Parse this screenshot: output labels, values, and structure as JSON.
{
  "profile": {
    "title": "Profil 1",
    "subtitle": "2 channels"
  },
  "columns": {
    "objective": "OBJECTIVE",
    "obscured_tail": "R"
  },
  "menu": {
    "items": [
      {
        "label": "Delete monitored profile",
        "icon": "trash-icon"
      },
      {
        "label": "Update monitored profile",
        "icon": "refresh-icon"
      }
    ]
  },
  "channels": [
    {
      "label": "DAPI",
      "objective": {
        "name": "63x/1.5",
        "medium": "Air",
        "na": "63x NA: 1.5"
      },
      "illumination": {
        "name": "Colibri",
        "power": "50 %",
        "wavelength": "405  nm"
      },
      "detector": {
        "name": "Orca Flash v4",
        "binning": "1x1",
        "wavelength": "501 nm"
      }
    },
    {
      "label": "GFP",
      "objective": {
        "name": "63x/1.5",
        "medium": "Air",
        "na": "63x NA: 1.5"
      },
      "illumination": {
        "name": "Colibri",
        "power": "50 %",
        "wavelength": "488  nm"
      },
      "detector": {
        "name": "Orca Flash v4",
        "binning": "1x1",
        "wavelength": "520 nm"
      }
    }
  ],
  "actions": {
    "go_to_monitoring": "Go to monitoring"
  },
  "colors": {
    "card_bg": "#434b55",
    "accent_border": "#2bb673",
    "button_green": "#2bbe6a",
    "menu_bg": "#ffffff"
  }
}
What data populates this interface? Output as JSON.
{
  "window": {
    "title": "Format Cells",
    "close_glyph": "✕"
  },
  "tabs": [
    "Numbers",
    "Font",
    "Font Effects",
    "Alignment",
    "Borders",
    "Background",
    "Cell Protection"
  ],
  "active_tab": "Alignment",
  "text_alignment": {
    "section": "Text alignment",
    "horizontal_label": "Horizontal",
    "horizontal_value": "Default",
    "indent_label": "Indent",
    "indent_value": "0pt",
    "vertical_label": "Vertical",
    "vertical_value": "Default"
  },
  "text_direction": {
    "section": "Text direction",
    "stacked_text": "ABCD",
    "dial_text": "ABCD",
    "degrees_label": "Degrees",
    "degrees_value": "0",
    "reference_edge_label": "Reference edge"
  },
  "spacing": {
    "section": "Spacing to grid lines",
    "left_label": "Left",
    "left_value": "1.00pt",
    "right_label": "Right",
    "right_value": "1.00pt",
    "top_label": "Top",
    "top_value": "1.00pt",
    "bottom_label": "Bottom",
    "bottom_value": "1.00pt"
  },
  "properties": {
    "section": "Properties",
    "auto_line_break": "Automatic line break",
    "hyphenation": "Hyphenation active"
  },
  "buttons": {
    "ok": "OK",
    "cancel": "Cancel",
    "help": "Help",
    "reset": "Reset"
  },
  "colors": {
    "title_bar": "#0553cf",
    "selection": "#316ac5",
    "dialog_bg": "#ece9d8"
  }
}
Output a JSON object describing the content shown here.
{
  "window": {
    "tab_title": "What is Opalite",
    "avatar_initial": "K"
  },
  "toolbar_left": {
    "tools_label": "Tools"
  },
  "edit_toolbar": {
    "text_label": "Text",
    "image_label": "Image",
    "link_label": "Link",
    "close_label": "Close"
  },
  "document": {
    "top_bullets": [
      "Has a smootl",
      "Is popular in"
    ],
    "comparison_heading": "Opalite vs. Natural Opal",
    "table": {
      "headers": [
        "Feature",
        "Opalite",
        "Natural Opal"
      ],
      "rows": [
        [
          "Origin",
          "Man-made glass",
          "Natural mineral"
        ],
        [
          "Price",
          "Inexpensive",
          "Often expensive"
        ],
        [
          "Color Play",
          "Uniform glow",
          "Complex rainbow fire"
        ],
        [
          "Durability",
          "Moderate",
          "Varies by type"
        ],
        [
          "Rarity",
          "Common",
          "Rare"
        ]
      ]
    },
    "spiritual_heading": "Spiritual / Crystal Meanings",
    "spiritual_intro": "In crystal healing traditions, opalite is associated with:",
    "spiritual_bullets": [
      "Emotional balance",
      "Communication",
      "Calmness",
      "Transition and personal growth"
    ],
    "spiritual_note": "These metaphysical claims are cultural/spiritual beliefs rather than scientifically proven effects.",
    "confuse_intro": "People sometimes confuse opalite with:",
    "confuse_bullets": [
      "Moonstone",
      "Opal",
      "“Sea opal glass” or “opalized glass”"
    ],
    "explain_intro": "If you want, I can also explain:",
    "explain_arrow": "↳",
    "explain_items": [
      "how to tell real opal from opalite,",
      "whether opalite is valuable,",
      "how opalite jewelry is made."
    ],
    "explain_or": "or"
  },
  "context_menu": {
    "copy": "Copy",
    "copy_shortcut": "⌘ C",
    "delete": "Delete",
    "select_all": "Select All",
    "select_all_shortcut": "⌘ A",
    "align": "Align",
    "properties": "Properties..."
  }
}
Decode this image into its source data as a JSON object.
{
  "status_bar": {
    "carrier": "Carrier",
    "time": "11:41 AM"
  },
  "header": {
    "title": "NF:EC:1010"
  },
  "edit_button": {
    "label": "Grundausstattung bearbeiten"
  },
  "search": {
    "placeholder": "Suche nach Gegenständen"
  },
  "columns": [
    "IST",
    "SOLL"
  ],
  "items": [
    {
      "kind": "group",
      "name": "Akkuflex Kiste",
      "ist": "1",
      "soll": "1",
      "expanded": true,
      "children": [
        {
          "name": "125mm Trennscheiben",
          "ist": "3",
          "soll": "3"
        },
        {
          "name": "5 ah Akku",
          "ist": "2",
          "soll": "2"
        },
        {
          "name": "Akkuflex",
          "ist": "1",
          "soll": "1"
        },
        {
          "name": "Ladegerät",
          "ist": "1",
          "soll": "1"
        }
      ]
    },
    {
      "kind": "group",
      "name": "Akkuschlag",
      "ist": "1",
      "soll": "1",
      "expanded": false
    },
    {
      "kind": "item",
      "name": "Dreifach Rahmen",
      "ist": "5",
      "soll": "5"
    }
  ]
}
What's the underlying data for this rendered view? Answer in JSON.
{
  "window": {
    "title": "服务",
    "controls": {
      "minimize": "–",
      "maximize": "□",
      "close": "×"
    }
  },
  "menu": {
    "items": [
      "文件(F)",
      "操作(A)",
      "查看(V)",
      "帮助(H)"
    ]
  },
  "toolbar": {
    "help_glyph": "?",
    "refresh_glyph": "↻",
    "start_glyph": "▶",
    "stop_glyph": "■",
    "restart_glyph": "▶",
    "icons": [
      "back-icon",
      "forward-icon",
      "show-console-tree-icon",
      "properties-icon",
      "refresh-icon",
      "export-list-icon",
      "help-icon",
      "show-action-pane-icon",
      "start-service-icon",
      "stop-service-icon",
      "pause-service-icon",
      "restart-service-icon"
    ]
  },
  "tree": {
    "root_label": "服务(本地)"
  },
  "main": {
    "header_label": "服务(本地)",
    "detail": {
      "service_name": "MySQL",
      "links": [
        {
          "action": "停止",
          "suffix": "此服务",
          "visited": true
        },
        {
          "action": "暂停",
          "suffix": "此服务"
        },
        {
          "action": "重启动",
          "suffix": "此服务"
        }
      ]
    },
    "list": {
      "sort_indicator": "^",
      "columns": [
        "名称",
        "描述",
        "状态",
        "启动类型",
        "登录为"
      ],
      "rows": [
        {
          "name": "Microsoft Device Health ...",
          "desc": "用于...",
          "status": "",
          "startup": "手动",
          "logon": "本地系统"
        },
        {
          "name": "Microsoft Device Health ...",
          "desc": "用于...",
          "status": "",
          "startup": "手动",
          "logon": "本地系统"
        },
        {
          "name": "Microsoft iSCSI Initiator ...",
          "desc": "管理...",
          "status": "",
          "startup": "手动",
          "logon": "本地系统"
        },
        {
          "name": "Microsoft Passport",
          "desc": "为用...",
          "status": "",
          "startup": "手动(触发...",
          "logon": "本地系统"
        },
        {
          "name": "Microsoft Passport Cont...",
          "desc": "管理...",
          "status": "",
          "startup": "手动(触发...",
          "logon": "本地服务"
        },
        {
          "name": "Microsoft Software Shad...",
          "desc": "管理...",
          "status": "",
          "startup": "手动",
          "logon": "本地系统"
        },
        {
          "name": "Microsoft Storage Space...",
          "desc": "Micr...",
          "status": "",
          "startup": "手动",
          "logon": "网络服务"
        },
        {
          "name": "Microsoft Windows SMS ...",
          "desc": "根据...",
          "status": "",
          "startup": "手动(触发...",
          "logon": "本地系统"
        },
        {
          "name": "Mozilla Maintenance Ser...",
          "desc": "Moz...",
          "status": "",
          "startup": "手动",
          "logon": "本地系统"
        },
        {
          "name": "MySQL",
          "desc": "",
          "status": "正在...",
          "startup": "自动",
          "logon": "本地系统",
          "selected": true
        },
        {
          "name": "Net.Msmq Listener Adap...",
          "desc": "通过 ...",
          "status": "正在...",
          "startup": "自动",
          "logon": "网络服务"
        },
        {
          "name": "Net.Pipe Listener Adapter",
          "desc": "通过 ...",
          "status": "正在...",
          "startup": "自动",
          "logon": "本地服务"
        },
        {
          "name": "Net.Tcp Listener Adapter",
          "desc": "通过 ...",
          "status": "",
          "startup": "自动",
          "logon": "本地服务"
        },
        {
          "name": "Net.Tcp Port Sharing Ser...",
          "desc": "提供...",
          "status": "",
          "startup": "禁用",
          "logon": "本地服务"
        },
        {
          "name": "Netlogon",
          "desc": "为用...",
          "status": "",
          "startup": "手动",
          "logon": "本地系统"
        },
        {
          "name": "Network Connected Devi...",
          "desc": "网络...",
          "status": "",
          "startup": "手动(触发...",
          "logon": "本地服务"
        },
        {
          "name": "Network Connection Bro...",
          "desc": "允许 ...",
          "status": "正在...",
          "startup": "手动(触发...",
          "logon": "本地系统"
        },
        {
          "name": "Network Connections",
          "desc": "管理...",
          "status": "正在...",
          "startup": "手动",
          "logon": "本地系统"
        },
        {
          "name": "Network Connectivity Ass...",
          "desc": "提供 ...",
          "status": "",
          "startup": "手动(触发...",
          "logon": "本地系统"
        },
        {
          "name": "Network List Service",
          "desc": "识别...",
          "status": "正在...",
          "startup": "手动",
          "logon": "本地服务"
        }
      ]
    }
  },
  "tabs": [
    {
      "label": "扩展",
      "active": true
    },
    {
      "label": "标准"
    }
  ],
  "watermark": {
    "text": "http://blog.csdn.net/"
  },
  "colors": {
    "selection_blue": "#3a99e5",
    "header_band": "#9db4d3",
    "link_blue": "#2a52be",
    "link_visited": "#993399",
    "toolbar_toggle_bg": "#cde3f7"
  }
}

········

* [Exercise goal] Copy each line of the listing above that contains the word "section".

* [Task response]
    "section": "Text alignment",
    "section": "Text direction",
    "section": "Spacing to grid lines",
    "section": "Properties",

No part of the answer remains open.